As we take stock, on our anniversary, of what we have achieved in the past year, we also take heed of the work that remains to be done. We are proud to say that our work has continued at full speed, held up by a sense of mutual aid and support that has made our community not only a loving and caring safe space, but also a ground for passionate advocacy. We have found strength, too, in our friendships — our extensive network that has allowed us to embrace feminist solidarity beyond our immediate community, even across borders.
Our joy in our work, however, also reveals a sadness rooted in the way that we have felt erased in our own larger community. Many of our members have contributed greatly to the task of reforming the University’s broken processes, including a rigorous participation in the audit and in the drafting of the new Code. Many of our members and allies have, at great cost, spoken out and broken the silence. We have fought hard to make the University a safer space, a better place for everyone. And yet we, a grassroots movement on the ground, have felt continuously excluded in institutional efforts to address the problems we have fought hard to bring to light. While we are proud to see our contributions adopted by University offices or officially recognized bodies, it pains us to see such contributions presented thoroughly cleared of our fingerprints as Time’s Up Ateneo. We have been a part of Ateneo history for the last two years, but the institution, it feels to us, cannot deign to acknowledge that. We may be acknowledged in private, official correspondence and in closed-door meetings, but never, it seems, in the resulting documents or in public releases.
Such erasure ignores the fact that community-led advocacy has contributed a great deal to the hard-won reforms. Forgetting, or passing over in silence, the contributions of survivors and community advocates in securing reforms is not only unjust. It also enables retaliation against survivors and advocates, playing into the hands of hostile quarters who seek to drive us out of the community. Erasing us from the picture reproduces the violence that sidelines and silences survivors.
We are still a long way from achieving gender justice — and that is not a fight that we can win individually.

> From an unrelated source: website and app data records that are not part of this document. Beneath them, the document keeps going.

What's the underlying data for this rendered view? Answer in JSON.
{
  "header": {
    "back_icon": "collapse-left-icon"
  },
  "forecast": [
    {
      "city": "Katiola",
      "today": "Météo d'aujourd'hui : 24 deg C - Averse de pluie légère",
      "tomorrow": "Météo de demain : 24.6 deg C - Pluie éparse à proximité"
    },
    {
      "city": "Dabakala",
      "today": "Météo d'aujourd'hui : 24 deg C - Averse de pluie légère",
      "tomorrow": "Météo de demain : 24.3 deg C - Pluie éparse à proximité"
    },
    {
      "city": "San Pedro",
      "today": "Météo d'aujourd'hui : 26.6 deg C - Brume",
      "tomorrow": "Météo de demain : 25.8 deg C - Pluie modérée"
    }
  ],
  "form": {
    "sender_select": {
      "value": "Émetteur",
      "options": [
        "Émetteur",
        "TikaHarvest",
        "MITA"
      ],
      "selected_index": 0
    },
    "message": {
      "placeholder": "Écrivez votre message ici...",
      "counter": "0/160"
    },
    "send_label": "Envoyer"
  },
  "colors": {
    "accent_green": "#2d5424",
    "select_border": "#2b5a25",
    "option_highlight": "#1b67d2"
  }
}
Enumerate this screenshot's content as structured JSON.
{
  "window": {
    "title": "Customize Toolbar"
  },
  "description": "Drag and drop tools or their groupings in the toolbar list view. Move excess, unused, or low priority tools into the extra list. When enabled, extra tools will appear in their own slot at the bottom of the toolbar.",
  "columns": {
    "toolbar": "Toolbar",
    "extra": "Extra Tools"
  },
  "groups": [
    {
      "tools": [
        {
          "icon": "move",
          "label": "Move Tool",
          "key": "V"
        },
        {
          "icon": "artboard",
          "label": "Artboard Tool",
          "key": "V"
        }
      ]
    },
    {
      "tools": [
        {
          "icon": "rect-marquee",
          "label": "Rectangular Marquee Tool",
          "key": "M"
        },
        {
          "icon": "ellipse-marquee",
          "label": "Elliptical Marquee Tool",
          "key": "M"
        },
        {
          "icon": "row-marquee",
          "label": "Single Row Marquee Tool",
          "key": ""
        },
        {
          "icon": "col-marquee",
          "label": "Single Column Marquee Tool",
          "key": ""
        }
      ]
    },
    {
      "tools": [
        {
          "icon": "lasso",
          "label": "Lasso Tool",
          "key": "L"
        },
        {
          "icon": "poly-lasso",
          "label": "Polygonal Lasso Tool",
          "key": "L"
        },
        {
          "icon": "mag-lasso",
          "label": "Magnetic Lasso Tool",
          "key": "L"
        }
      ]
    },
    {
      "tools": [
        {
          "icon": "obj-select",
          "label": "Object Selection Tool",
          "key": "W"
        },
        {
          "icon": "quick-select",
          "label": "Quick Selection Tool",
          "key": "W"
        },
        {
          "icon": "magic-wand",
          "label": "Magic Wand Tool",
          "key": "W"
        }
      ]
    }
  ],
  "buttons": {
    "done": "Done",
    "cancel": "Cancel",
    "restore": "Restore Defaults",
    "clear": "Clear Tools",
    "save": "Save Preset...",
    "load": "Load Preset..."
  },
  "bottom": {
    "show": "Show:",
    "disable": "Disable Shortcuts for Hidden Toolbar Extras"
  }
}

For this reason, we have never wavered in our vision of building a community. Time’s Up Ateneo is neither a short-lived campaign nor a simple lobby group. We are, first and foremost, a community of survivors and advocates. We are a community that stands with survivors. We are a community of care.
We invite the larger Ateneo community to share in this care and to participate in this task of caring for each other. Such care is a rebuke to the complicity that has wounded our community and so often contributed to the suffering of survivors. As the audit findings stated, “maintaining a safe space at the Ateneo also requires vigilance among its members, forever breaking the silence that shrouds sexual offences and protects sexual predators.”
That is the path we must now take: from complicity to care.